◆ What to produce:
Work through the listing below and state how many of its lines hold the word "douyu". Give no other output.
****************************************
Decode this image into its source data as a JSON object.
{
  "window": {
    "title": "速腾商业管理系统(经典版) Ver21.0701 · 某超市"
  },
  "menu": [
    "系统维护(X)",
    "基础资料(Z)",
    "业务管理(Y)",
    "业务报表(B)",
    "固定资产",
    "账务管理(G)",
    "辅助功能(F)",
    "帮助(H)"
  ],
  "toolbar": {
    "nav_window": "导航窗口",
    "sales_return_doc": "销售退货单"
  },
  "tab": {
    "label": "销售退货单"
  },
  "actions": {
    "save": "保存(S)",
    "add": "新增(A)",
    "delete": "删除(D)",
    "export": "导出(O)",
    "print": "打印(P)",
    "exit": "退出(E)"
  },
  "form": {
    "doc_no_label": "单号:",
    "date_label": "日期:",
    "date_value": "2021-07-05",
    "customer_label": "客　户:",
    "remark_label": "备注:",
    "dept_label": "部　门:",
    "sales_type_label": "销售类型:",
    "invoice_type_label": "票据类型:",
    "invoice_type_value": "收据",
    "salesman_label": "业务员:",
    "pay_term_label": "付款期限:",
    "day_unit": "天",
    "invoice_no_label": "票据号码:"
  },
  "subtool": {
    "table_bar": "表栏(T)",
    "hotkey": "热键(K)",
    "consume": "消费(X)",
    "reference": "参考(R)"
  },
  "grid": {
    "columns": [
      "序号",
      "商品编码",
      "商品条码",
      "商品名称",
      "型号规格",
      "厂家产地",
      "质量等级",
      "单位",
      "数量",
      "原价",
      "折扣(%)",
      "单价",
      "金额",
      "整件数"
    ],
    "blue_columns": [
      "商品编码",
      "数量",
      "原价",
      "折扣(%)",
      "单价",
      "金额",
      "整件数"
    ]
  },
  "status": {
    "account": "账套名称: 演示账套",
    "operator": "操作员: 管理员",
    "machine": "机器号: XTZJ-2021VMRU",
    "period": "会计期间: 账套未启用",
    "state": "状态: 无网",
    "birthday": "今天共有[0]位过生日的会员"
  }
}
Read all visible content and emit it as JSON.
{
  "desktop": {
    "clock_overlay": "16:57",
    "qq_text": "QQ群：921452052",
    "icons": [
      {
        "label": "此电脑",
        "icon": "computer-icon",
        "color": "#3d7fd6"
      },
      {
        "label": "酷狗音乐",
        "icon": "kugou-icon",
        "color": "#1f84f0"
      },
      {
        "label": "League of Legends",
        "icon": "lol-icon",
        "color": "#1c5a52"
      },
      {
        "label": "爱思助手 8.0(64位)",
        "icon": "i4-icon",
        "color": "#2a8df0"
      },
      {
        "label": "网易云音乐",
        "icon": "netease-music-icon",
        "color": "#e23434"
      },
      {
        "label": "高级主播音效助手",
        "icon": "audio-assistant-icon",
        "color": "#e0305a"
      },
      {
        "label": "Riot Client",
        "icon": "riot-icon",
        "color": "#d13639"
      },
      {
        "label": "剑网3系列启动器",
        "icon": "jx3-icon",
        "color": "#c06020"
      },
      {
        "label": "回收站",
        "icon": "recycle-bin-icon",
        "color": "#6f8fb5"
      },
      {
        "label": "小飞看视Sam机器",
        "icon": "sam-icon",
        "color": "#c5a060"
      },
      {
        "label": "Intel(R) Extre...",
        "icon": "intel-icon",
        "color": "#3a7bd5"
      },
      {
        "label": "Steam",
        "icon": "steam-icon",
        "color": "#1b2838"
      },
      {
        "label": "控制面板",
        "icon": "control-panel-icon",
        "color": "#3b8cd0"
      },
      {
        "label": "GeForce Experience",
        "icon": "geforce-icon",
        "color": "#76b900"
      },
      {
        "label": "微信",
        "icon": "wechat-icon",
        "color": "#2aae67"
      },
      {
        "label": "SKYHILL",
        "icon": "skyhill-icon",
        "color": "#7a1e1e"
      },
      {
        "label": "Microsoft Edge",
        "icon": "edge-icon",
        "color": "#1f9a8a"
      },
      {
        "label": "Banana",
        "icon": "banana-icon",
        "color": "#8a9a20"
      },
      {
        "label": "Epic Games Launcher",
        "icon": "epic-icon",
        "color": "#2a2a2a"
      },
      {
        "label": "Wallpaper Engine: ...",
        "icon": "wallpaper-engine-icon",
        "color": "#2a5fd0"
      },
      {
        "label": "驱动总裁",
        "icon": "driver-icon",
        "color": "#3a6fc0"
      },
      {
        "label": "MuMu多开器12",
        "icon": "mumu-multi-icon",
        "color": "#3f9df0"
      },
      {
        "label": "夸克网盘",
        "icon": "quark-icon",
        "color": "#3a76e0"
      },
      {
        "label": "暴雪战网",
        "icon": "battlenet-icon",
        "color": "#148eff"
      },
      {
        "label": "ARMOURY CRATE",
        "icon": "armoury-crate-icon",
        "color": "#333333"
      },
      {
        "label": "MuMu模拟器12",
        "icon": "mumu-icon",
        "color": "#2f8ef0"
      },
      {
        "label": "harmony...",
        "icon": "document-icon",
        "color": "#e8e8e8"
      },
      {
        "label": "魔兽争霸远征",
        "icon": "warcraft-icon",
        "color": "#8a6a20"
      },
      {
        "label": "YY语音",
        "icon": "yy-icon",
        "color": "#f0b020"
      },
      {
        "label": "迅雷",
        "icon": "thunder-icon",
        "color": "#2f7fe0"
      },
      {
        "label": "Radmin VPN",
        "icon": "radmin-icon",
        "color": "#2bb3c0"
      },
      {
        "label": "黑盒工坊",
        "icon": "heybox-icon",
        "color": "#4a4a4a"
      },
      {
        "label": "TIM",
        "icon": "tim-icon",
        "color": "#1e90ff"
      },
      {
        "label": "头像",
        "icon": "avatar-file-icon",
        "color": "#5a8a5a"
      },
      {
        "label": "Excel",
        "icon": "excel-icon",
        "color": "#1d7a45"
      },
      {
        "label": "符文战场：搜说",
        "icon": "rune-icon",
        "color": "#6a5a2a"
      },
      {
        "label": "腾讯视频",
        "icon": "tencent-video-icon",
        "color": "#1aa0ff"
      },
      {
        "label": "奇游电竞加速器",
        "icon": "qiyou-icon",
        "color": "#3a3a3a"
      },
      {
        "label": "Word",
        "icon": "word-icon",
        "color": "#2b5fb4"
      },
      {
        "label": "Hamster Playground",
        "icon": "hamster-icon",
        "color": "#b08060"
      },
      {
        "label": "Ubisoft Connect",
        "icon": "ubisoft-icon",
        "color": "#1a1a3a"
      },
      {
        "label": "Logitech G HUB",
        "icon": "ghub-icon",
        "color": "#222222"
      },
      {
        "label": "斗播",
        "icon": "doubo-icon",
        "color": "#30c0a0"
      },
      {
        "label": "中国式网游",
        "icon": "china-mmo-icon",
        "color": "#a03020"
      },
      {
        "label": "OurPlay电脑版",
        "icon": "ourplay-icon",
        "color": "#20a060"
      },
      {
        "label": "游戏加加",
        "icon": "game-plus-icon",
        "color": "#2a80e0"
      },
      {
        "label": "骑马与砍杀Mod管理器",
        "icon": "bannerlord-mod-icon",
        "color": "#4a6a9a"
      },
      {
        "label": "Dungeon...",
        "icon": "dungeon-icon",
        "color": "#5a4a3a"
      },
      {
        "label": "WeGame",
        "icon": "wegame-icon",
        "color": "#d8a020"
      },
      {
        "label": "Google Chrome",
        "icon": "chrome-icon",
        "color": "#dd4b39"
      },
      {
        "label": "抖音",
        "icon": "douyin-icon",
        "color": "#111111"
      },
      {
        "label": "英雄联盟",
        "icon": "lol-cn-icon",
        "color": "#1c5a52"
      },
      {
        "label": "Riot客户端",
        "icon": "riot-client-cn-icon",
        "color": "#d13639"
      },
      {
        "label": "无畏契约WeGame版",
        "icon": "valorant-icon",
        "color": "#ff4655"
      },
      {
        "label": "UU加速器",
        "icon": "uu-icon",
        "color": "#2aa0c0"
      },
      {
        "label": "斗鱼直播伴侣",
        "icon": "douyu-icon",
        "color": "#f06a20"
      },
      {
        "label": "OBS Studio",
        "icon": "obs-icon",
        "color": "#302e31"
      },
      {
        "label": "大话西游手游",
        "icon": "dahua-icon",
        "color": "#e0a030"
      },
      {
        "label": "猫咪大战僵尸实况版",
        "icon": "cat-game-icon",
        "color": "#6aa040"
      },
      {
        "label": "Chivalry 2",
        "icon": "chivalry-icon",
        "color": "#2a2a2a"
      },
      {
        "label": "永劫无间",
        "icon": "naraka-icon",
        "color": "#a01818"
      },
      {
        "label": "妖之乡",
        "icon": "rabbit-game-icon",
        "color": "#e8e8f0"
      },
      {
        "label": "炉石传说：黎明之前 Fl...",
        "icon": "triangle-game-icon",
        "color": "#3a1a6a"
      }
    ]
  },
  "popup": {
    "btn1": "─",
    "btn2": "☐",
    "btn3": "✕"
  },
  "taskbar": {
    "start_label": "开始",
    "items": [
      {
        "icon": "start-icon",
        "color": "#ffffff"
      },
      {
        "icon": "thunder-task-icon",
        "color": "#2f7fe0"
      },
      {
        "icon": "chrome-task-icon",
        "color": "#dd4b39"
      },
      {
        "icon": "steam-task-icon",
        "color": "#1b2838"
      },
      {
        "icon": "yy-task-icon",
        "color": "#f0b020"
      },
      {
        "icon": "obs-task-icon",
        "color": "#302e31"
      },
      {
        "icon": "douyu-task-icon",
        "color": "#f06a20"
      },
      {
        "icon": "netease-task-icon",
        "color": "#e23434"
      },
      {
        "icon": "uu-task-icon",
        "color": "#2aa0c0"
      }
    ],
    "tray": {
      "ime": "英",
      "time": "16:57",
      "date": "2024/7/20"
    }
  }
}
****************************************
◆ Response:
2